#### Material for the task

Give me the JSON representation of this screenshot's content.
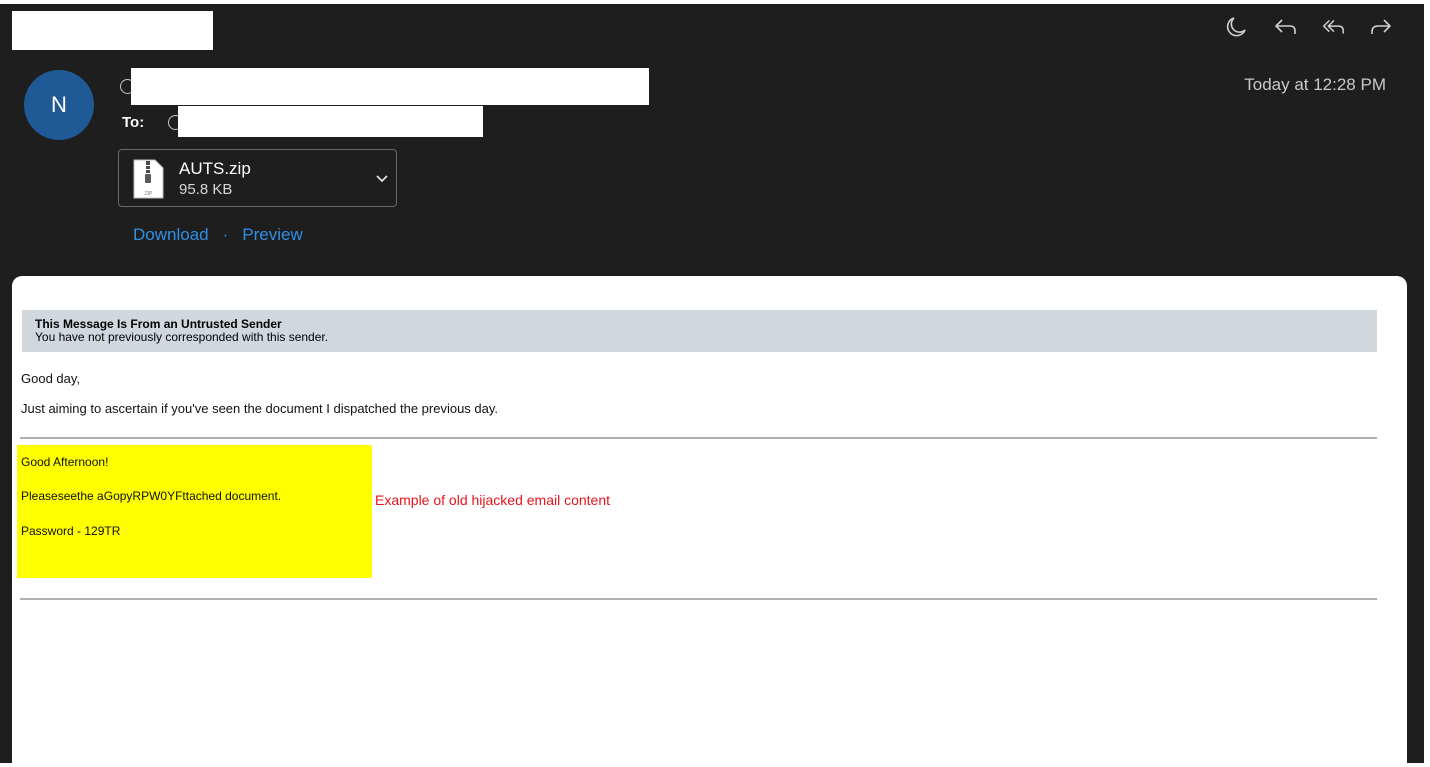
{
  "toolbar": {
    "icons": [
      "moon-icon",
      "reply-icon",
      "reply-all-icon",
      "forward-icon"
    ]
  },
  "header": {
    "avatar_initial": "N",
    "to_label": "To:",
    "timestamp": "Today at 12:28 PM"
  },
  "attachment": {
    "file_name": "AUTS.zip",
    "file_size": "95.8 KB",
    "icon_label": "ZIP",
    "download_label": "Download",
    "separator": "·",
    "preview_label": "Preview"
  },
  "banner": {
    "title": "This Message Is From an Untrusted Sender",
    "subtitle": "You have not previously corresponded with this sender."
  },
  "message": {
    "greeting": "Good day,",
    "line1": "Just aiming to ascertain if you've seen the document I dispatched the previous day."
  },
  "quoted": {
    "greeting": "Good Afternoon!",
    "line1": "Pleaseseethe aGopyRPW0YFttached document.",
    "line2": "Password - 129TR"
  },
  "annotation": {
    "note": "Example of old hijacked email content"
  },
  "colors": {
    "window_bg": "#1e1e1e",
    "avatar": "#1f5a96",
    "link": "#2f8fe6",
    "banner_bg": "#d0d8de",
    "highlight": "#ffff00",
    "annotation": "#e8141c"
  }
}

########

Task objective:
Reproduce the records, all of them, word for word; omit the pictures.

Exercise output:
Give me the JSON representation of this screenshot's content.
{
  "toolbar": {
    "icons": [
      "moon-icon",
      "reply-icon",
      "reply-all-icon",
      "forward-icon"
    ]
  },
  "header": {
    "avatar_initial": "N",
    "to_label": "To:",
    "timestamp": "Today at 12:28 PM"
  },
  "attachment": {
    "file_name": "AUTS.zip",
    "file_size": "95.8 KB",
    "icon_label": "ZIP",
    "download_label": "Download",
    "separator": "·",
    "preview_label": "Preview"
  },
  "banner": {
    "title": "This Message Is From an Untrusted Sender",
    "subtitle": "You have not previously corresponded with this sender."
  },
  "message": {
    "greeting": "Good day,",
    "line1": "Just aiming to ascertain if you've seen the document I dispatched the previous day."
  },
  "quoted": {
    "greeting": "Good Afternoon!",
    "line1": "Pleaseseethe aGopyRPW0YFttached document.",
    "line2": "Password - 129TR"
  },
  "annotation": {
    "note": "Example of old hijacked email content"
  },
  "colors": {
    "window_bg": "#1e1e1e",
    "avatar": "#1f5a96",
    "link": "#2f8fe6",
    "banner_bg": "#d0d8de",
    "highlight": "#ffff00",
    "annotation": "#e8141c"
  }
}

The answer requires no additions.